agreed and so it was done.
Preparing the Warpath
the king, Montgrí had a good number of troops at his disposal, but he needed
to double his manpower in order to take Ibiza. To this end, he enlisted the aid
of two friends, Nuño Sanz (a.k.a. the Count of Roselló) and Pedro
of Portugal, a warrior prince who at that time lived in Catalonia. Together, the
three men took to the seas in 1235, their ships laden with artillery, and their
hearts bent on victory.
They approached Ibiza from the
south, disembarking on the Playa de Figueretes, presently part of Ibiza town.
After a small skirmish in which the Christian troops prevailed, the invaders made
their way on foot to the walled city. Here, legend has it, they were let in though
a secret entrance by previous agreement with a Moorish traitor. The story goes
that there were two Moorish brothers who ruled the island. One brother ruled the

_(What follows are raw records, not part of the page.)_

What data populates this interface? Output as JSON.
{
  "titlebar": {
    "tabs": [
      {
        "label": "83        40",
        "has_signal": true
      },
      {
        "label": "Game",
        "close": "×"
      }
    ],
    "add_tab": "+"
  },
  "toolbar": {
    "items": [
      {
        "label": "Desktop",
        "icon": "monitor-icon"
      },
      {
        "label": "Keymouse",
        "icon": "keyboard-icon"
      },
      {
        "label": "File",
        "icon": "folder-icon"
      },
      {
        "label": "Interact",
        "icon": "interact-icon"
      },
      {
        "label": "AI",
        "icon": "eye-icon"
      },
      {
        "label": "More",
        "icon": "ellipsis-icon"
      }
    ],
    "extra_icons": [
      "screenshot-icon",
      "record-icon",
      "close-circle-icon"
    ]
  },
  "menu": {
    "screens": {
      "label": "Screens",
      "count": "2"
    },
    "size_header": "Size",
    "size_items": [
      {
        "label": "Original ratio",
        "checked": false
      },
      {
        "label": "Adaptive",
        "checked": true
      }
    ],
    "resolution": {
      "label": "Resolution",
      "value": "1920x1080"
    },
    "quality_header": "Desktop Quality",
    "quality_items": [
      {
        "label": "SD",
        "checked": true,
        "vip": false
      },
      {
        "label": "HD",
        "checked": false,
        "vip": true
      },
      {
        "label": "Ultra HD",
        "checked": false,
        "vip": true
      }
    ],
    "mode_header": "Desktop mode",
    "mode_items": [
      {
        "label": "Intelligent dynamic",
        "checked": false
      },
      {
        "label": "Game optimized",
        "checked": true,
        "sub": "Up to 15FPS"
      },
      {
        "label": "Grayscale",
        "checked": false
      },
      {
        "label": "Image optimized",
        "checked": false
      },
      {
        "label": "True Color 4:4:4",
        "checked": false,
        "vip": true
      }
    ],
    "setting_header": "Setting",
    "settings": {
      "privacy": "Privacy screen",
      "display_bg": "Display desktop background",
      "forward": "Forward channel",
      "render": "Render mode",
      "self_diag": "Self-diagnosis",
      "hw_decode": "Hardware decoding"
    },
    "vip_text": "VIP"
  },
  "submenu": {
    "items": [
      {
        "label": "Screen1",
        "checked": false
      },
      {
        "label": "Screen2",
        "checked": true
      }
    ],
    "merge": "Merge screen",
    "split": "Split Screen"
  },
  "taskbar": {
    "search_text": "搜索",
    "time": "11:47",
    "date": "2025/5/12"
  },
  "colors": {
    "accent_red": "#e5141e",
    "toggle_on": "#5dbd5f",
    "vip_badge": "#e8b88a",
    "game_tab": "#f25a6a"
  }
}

citadel - and was therefore more powerful - while the other brother ruled the
lower city and the marina. It is said that the top brother stole one of the lower
brother's wives, hence creating a motive for treason and revenge.
this tale has never been officially chronicled, it is thought by island historians
to be true. Their assumption is based firstly on the fact that, for the Moors,
the battle was virtually lost before it even began. The wronged brother had nothing
to lose and everything to gain by making a personal pact with the invaders. His
willingness to aid them no doubt assured him exemption from the usual fate of
vanquished rulers - death or, even worse, slavery. The second argument for the
story's likelihood is a 14th century document in which the beach of Figueretes
is referred to as "the field of treason". Also convincing is the fact
that the medieval name for the street where the Christian troops are purported
to have entered was "the street of the invader". If Montgrí had
only known it would be so easy, he could have left half his men at home!
any rate, anyone interested in visiting the actual site of alleged entry can go
to Ibiza's old town and follow the cobbled streets up to the Capilla de San Ciriaco
where a commemorative plaque hallmarks the spot. The chapel that now stands at
this site was named in honour of Saint Cyriac, the patron saint who, in the ecclesiastic
calendar, corresponds to the day of the conquest, 8th August. Just as a side note,
Saint Cyriac of the Baths was an early Roman martyr who was killed in 304 after
having worked as a slave to build Diocletian's Baths. The fiesta of Sant Ciriac
was not officially declared as a public holiday until 1897.
us next week as we carry on with our busy summer agenda and commemorate the lovely
inland village of Sant Llorenç.